Hello All Singapore Stuff Team.
I would like to share with you a recent incident that I believe may have important consequences for your readers, and indeed all residents in Singapore, especially those who are active in online transactions on websites and apps.
Recently, I made an online purchase on Groupon’s Singapore website using a Citibank Visa credit-card. I have already received the product I purchased, and the overall experience was fine. However, a little later when I received the latest billing statement, I was shocked to find that Citibank had imposed an 8% “Currency Conversion Fee” on this transaction.
I am familiar with this fee, and have taken care to avoid it. Those of you who have made purchases from Groupon’s Singapore website before know that its contents are entirely local, and all prices are in Singapore Dollar terms, without any option to elect for payment in some other currency.
When I called Citibank to find out why they imposed this charge on this transaction, they replied that it was due to Groupon processing this payment overseas. I protested that this was outside my control, as Groupon’s Singapore website does not inform its customers where it was processing payments. They agreed to waive the charge, but warned that similar transactions in the future would incur such a fee. They even mentioned recently imposing this charge on an Uber transaction carried out on a mobile-phone app, because the latter too had processed the payment overseas.
I was very upset, as I now have little faith on which online transactions would not incur such a fee. If I had gone to, say, Amazon’s website in the United States, the option to elect payment in another currency was clear, and I could easily avoid this painful 8% levy. However, there is now a chance of suffering this penalty even when I make online purchases on local websites and apps in Singapore Dollar terms.
I was so troubled by this incident that I called a friend of mine in the United States to further discuss this matter. As a retired global senior management member of one of the big credit-card companies, he shared with me his insights on my case.
Firstly, he explained the process by which Visa bills banks for using their credit-card for overseas foreign-currency transactions. For example, if I were to go to the United States, make a purchase there, and pay in US Dollar terms, Visa will bill this transaction to my bank in Singapore, which issued the Visa credit-card to me, in Singapore Dollar terms, plus a 1% fee. Note that Visa makes a profit from the US Dollar to Singapore Dollar conversion. Furthermore, my bank in Singapore will bill this transaction to me at a different rate, as they too will make an additional profit from US Dollar to Singapore Dollar conversion. So, the final Singapore Dollar amount that I pay reflects the cost of the purchase, Visa’s foreign-exchange profit, Visa’s 1% transaction charge, and my bank’s foreign-exchange profit.
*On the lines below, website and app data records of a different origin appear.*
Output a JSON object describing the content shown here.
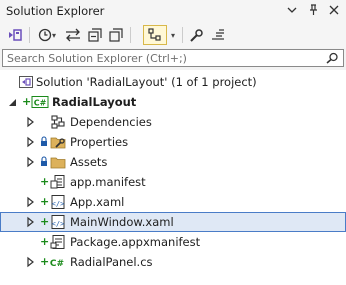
{
  "window": {
    "title": "Solution Explorer"
  },
  "search": {
    "placeholder": "Search Solution Explorer (Ctrl+;)"
  },
  "tree": {
    "solution": "Solution 'RadialLayout' (1 of 1 project)",
    "project": "RadialLayout",
    "items": [
      {
        "label": "Dependencies",
        "icon": "dependencies-icon"
      },
      {
        "label": "Properties",
        "icon": "properties-icon"
      },
      {
        "label": "Assets",
        "icon": "folder-icon"
      },
      {
        "label": "app.manifest",
        "icon": "manifest-icon"
      },
      {
        "label": "App.xaml",
        "icon": "xaml-icon"
      },
      {
        "label": "MainWindow.xaml",
        "icon": "xaml-icon"
      },
      {
        "label": "Package.appxmanifest",
        "icon": "appxmanifest-icon"
      },
      {
        "label": "RadialPanel.cs",
        "icon": "csharp-icon"
      }
    ]
  },
  "colors": {
    "accent": "#4a7cc7",
    "selection": "#dfe8f5",
    "plus": "#1a8a1a"
  }
}
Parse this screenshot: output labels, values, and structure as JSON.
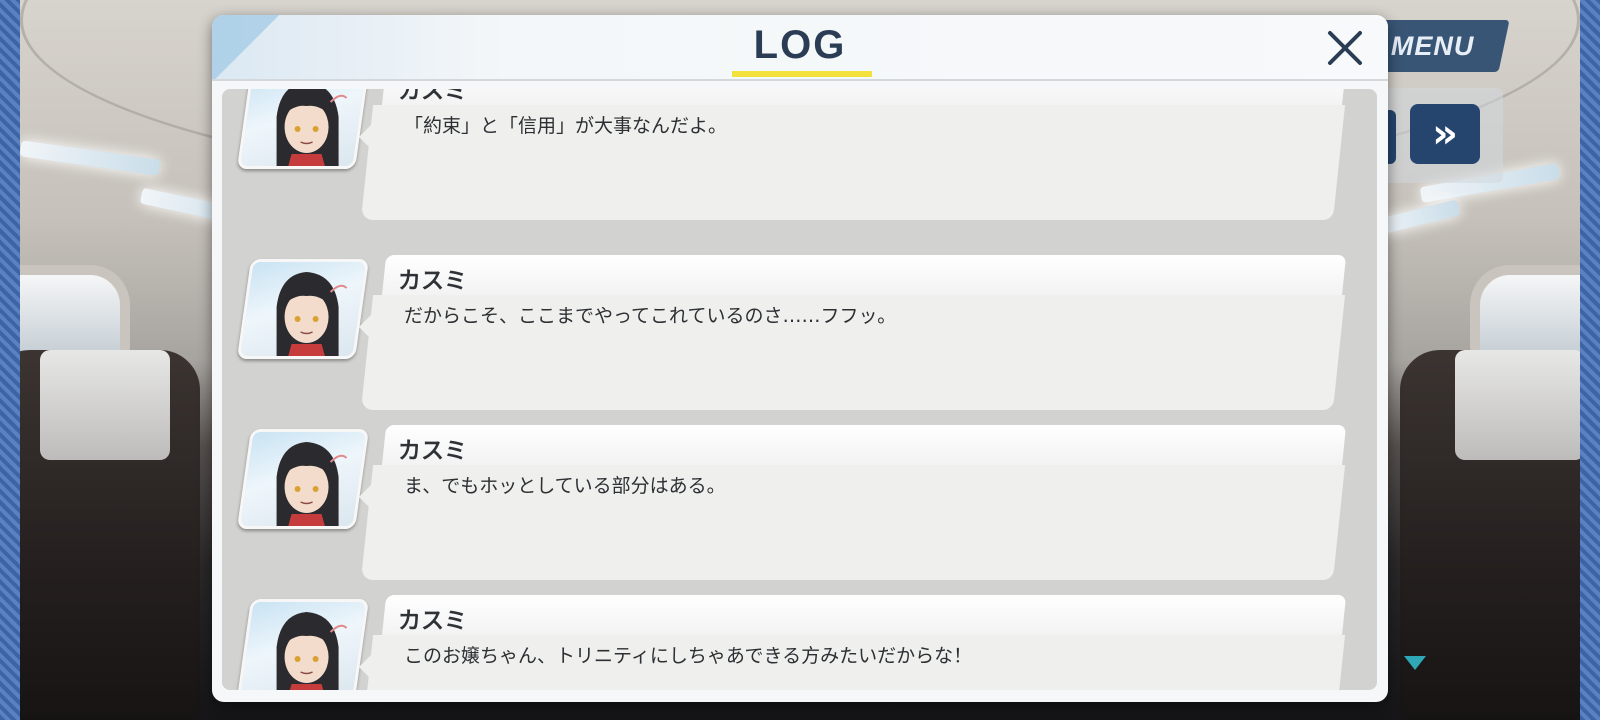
{
  "dialog": {
    "title": "LOG",
    "close_icon": "close-icon",
    "accent_color": "#f3e23b"
  },
  "hud": {
    "menu_label": "MENU",
    "fast_forward_icon": "fast-forward-icon",
    "next_indicator_icon": "down-triangle-icon"
  },
  "log": {
    "entries": [
      {
        "speaker": "カスミ",
        "text": "「約束」と「信用」が大事なんだよ。"
      },
      {
        "speaker": "カスミ",
        "text": "だからこそ、ここまでやってこれているのさ……フフッ。"
      },
      {
        "speaker": "カスミ",
        "text": "ま、でもホッとしている部分はある。"
      },
      {
        "speaker": "カスミ",
        "text": "このお嬢ちゃん、トリニティにしちゃあできる方みたいだからな！"
      }
    ]
  }
}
However, if the shop in the United States offered to me the option of paying in Singapore Dollars at their US Dollar to Singapore Dollar conversion rate, and I accept, then Visa will only charge my bank 0.8%. Also, my bank will not be able to make foreign-exchange profit. So, in order to make up for this shortfall, banks in Singapore are allowed to charge this 8% “Currency Conversion Fee”. Note that you should never elect paying in a non-local currency, as the all-in margin of banks in Singapore tend to be under 5%. Secondly, my friend expressed surprise that banks in Singapore were allowed to get away with charging 8%. He said that, as far as he knows, such a charge, if permitted by the authorities, would be under 3% in any other country, which at that level would encompass the 0.8% Visa foreign-currency
transaction fee, and a 2.2% foreign-exchange profit for the bank.
Thirdly, he gave a guess as to the reason why Citibank decided to start imposing this fee on local transactions processed overseas. He said that in theory, merchants like Groupon are not allowed to process local transactions overseas, as it would incur an additional 0.8% charge for the banks. However, to remain competitive, banks usually turn a blind eye to such infractions, and absorb this additional 0.8% cost. Unfortunately, he opined that as banks in Singapore were allowed to get away with this 8% Currency Conversion Fee, rather than cut off Groupon to force them to stop processing local transactions overseas, it made better business sense for Citibank to pass the buck on to the credit-card holder.
After hearing this analysis, which may or may not be correct, I went from upset to angry. I felt it would have been fair if banks were allowed to levy a Currency Conversion Fee on transactions paid in non-local currency, as I had the choice of avoiding such transactions. I felt it would have been fair if banks were allowed to levy this fee at a 3% rate, as it was a more accurate reflection of their opportunity costs. However, it is a downright case of daylight-robbery and price-gouging when banks here are allowed to levy a super-high 8% charge on local transactions processed overseas which consumers here have no control over!
I sincerely hope the Monetary Authority of Singapore would get off its ass, and examine the fairness of the 8% level of this Currency Conversion Fee, as well as whether it should be imposed on local transactions in local currency terms, even if processed overseas. Meanwhile, I will stop using my Citibank Visa credit-card until this issue is clarified or resolved.